YOUR TASK |
Could you please return each line of the data that has the word "name"?

═══ EXCERPTED RECORDS

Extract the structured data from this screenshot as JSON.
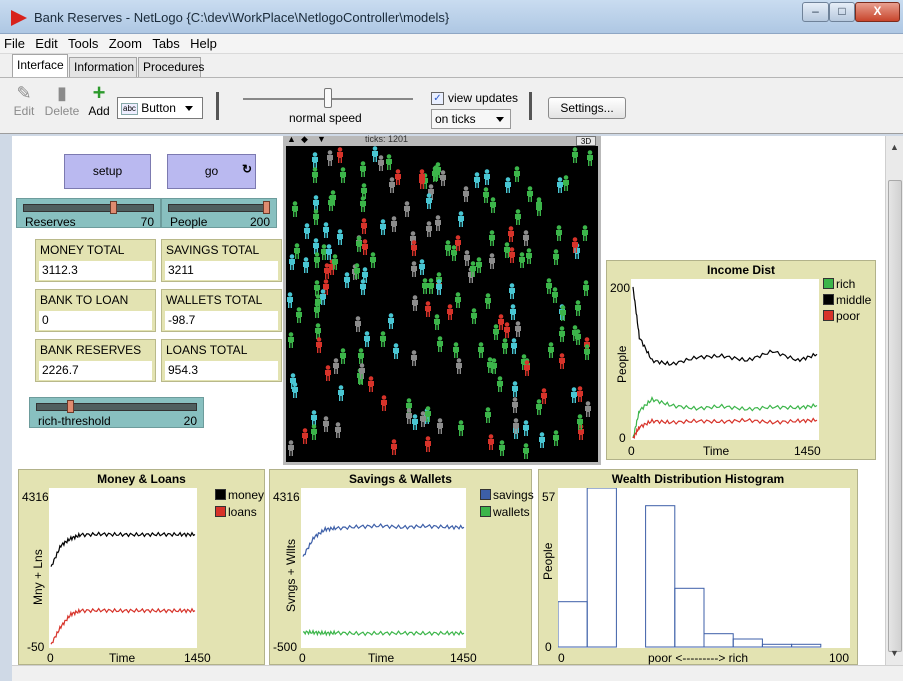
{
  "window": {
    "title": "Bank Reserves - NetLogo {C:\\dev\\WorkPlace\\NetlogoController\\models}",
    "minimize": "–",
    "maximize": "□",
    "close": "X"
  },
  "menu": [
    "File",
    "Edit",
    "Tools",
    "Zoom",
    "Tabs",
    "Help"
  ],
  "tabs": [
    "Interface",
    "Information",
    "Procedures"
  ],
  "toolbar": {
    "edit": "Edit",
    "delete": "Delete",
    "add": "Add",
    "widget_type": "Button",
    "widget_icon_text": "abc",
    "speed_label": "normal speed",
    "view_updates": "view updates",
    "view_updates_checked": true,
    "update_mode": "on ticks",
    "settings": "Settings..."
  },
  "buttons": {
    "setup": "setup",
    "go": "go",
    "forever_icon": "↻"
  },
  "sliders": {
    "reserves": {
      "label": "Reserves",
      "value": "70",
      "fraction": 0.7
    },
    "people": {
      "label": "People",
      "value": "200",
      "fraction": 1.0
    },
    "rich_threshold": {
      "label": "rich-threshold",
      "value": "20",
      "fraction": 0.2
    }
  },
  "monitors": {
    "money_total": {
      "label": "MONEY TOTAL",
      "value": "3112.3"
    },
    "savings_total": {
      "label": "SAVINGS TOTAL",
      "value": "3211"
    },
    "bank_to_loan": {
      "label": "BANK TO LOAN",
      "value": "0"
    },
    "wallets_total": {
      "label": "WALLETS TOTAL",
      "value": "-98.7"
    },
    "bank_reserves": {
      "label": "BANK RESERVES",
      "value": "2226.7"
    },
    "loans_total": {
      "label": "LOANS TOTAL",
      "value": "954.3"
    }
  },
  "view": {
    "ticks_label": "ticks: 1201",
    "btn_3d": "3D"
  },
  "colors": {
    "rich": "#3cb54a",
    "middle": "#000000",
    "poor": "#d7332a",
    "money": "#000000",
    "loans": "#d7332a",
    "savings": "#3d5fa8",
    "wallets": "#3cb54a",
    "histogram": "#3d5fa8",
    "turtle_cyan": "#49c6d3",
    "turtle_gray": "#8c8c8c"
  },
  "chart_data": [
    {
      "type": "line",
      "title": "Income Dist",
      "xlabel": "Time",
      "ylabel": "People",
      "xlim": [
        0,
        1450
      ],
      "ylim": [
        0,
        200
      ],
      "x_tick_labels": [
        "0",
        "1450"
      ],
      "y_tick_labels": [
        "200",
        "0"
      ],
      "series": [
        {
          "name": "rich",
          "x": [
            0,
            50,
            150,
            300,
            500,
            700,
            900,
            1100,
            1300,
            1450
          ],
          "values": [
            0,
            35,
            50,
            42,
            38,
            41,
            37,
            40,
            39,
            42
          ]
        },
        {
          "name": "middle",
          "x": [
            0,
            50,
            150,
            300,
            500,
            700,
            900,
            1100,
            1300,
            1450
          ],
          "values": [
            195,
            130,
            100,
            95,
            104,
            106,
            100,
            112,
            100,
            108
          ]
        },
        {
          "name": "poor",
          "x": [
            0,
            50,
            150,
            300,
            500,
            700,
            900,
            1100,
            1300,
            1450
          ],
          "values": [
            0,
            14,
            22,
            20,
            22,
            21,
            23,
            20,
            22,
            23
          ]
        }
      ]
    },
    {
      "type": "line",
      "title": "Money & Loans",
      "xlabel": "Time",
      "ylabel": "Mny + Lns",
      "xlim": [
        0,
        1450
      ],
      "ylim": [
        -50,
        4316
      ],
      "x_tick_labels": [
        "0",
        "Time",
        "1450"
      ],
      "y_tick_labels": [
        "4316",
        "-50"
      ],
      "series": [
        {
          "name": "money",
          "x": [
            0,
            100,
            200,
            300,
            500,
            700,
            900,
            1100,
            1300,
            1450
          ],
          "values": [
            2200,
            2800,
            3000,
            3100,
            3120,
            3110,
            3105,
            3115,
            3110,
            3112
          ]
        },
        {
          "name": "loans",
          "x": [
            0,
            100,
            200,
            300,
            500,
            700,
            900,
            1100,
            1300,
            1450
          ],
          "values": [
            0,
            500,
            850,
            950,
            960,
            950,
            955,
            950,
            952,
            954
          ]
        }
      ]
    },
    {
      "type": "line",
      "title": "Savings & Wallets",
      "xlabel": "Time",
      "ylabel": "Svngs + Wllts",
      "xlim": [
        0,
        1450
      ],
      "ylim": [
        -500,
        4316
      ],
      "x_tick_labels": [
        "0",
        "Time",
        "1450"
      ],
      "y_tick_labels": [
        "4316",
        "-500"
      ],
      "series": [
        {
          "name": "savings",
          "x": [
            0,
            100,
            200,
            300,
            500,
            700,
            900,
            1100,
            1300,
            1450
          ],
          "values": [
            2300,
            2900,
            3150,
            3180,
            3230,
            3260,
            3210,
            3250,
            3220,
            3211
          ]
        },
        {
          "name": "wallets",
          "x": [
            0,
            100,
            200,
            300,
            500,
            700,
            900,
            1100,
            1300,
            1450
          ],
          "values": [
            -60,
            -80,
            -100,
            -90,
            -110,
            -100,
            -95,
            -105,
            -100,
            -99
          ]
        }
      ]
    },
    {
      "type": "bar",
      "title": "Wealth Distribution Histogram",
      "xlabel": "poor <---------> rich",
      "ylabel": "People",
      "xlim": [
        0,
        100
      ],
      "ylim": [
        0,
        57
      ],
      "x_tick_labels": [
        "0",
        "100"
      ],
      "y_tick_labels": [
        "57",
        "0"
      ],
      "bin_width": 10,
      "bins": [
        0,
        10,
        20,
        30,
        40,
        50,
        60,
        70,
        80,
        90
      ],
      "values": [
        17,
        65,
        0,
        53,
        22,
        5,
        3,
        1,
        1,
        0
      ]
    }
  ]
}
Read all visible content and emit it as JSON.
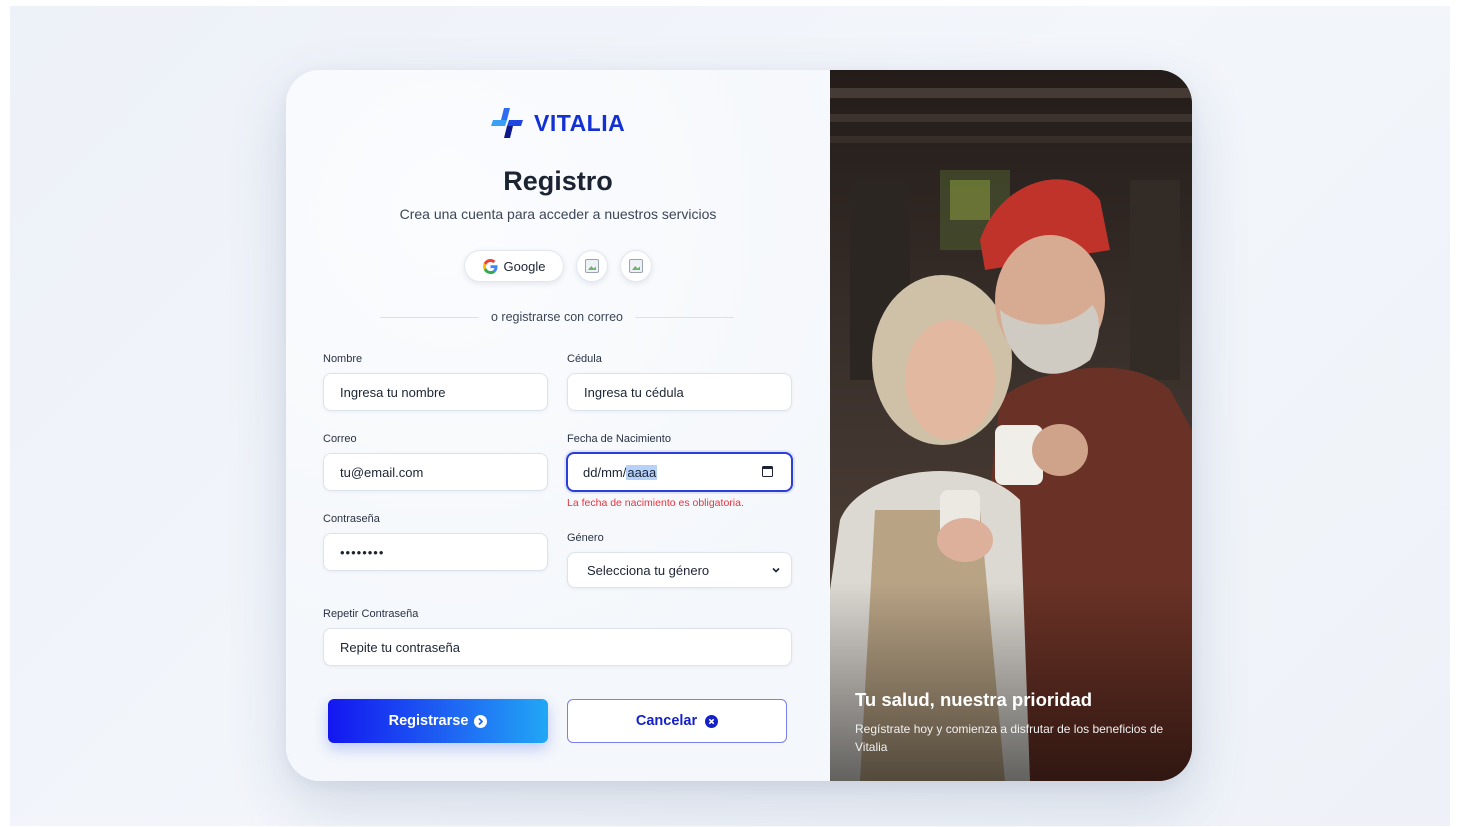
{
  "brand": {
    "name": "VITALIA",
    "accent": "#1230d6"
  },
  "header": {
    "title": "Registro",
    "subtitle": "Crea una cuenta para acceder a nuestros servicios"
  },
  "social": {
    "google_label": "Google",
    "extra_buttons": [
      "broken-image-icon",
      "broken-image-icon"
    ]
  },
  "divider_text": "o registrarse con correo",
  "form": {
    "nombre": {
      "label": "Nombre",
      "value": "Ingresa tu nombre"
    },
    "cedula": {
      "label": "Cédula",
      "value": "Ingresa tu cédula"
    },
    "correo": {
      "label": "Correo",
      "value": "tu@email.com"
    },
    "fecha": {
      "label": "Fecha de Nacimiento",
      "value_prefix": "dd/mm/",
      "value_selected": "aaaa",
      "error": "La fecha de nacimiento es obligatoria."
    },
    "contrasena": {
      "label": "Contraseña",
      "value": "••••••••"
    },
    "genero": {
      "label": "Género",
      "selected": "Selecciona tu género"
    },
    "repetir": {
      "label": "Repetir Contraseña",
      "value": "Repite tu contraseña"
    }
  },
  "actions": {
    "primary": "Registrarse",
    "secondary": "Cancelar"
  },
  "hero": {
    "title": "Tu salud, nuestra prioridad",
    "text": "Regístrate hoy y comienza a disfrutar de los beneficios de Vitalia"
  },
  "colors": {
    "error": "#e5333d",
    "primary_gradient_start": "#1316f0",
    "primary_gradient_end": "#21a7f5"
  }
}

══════

TASK RESPONSE |
          "name": "rich",
          "name": "middle",
          "name": "poor",
          "name": "money",
          "name": "loans",
          "name": "savings",
          "name": "wallets",
    "name": "VITALIA",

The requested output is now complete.